And it believed the PTI government remains devoted to fiscal consolidation, however, a wider for longer deficit could raise questions over the credibility of its fiscal policy.
As per Moody’s, the mini-budget comes amid low export growth for the first half of FY19, despite the Pakistani rupee’s 25% decline against the US dollar since December 2017.
Additionally, the government is trying to narrow the current account deficit by decreasing some of the tax distortions exporters face.
Aside from weak exports, the rating agency noted Pakistan’s current account dynamics have been largely positive in recent months.
On a year-on-year basis in dollar terms, remittances increased 10 in the first half (July-December) of FY19, while goods imports sharply contracted to about 3% YoY as non-fuel goods imports declined.

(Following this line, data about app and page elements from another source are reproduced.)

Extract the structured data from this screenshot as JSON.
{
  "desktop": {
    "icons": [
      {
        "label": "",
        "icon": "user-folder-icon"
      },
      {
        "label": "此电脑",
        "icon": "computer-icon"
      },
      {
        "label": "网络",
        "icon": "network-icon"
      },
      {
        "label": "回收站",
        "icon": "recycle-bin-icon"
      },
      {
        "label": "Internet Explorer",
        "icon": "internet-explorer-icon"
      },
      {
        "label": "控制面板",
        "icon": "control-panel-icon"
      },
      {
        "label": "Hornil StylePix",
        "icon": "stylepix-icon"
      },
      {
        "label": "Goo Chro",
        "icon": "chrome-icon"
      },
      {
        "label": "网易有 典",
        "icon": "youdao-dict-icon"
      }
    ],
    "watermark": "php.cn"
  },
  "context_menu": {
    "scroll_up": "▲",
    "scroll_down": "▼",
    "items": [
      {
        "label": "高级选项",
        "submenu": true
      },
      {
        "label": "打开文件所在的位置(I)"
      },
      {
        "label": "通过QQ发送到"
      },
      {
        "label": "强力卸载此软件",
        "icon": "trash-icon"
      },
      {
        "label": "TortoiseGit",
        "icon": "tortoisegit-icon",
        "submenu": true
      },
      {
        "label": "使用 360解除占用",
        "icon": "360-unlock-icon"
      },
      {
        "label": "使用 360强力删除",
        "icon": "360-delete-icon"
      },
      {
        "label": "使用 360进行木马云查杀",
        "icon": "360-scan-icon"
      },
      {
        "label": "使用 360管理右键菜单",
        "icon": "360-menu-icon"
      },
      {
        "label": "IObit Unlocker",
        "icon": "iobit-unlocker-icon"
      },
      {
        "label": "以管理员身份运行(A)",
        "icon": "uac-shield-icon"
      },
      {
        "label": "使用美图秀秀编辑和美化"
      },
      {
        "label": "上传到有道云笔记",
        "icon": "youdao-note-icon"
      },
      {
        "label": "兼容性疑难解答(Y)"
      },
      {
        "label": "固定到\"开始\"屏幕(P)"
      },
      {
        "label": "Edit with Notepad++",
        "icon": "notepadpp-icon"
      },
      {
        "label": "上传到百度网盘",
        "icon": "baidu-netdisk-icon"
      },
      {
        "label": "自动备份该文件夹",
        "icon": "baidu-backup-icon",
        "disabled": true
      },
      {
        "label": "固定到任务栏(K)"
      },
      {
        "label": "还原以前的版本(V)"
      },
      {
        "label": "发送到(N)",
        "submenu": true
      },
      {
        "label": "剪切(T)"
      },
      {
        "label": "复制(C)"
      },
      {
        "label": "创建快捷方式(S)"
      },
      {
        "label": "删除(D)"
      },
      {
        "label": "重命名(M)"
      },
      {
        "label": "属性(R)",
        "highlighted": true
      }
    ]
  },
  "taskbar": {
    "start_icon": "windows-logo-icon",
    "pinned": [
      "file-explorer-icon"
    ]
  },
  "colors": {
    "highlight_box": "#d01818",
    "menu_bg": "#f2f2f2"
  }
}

It projected the current account deficit to narrow to 4.7% of GDP in FY19, 4.2% in FY20 compared to 6.1% in FY18, however, it will remain sizable and wider than it was in 2013-16 fueling the country’s external financing requirements.
Pakistan has obtained $12 billion in financing from Saudi Arabia and the United Arab Emirates, amounting to $6 billion each respectively and divided equally between deposits and deferred oil payments, which is likely to cover its net financing needs for FY19, said Moody’s.
But the rating agency cautioned a net financing gap beyond FY19 remains due to the still sizeable current account deficit.
Moody’s said negotiations are ongoing with the International Monetary Fund (IMF) over a new programme which would provide a stable additional source of external funding besides technical support and assistance on macroeconomic rebalancing and structural reform policies.
Moreover, Pakistan is also in discussions with other countries like China and Qatar, multilateral lenders such as the Asian Development Bank (ADB), the International Bank for Reconstruction and Development (IBRD) and the Islamic Development Bank over external funding support to bolster its external position, the rating agency concluded.